There are a lot of help centers in every town, so when you arrive from Ukraine, you can refer to any of them. I live in the Liberec Region and there is also a center like this. You come with your documents (if you didn’t have time to receive your passport, you can come with your internal ID card), then volunteers will help you. There are no problems with language either. Even if you don’t speak Czech or even English, there is always a volunteer who speaks Ukrainian. They give you the form in which you have to fill out your contact information along with the form concerning your residence in which you specify whether you have a place to stay or whether the volunteers have to find something for you.
I also know that they send people to places with a lot of displaced persons, however, I don’t know under what conditions they live there because I haven’t been in such places. The fact is that the housing is provided. Sleeping space can be arranged in a school or any other organization with a relatively comfortable environment. Walking around the city, I’ve noticed a lot of support for Ukrainians. For example, if you possess a Ukrainian ID, you have free access to gyms, swimming pools, and other courses. There is also support for children, they are enrolled in schools with the learning process adapted for them. In general, people have a good attitude.
I’ve never felt uncomfortable during my stay in Czechia. People here more or less understand Ukrainian, maybe, linguistic affinity plays its part, so familiar phrases help to find a common ground.
As a matter of fact, when I registered to receive some special documents, I was given a dictionary with the most common phrases.
It wasn’t difficult to find a job. There are a few variants for Ukrainians: you can ask your acquaintances about it, simultaneously looking for a job advertisement on the internet, register in the employment center, or you can try to do it like me, entering Czech job sites and try your own luck.
I didn’t speak Czech, so my English saved me. After a month-long search, I came across the position of content specialist. We had a job interview, a test task, and some emails and it’s been half a year since I work as a graphic designer in the Czech legal service. By the way, some Czech companies put a small Ukrainian flag as a special mark near the position they are offering. It means that they are ready to сonsider an applicant from Ukraine.
I fully adapted to the Czech Republic and my new working place. But my heart and soul are with people from Cherkasy. I extremely miss my parents, colleagues, and friends. I want to return to Ukraine and sit together in the kitchen like in good old times, having sincere conversations, joking, and sharing secrets.
Чому важливо поширити цю історію?

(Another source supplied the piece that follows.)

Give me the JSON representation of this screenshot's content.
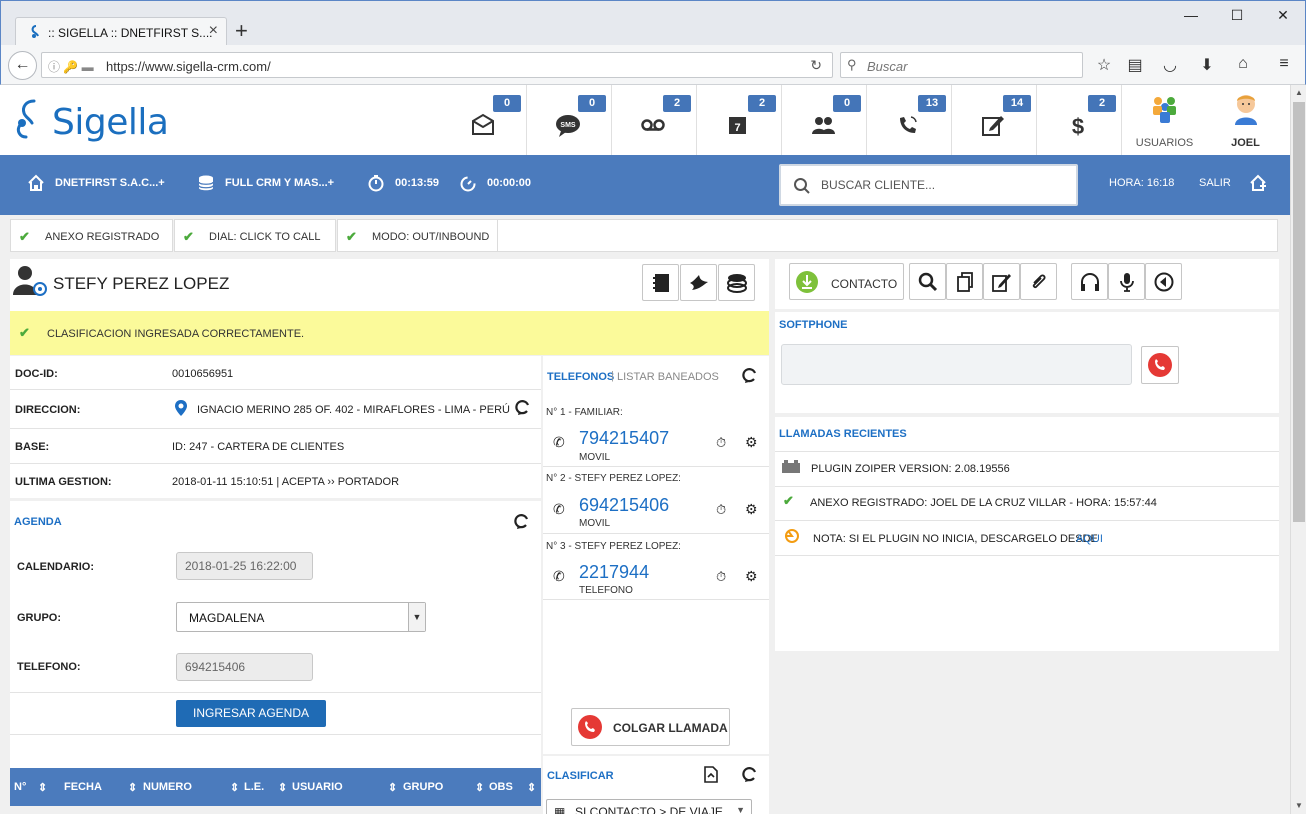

Якщо українці не розповідатимуть свій погляд на війну в Україні, світ поступово забуватиме про нас. Натомість цим обов’язково скористаються росіяни. Тому не даймо їм жодного шансу.
Why is it important to share this story?
If Ukrainians do not share their views on the war in Ukraine, the world will gradually forget about us. Instead, the Russians will definitely take advantage of this. So let's not give them a chance.
АвторAuthor: Yulia Zarudnitska | Translation: Lola Khabibova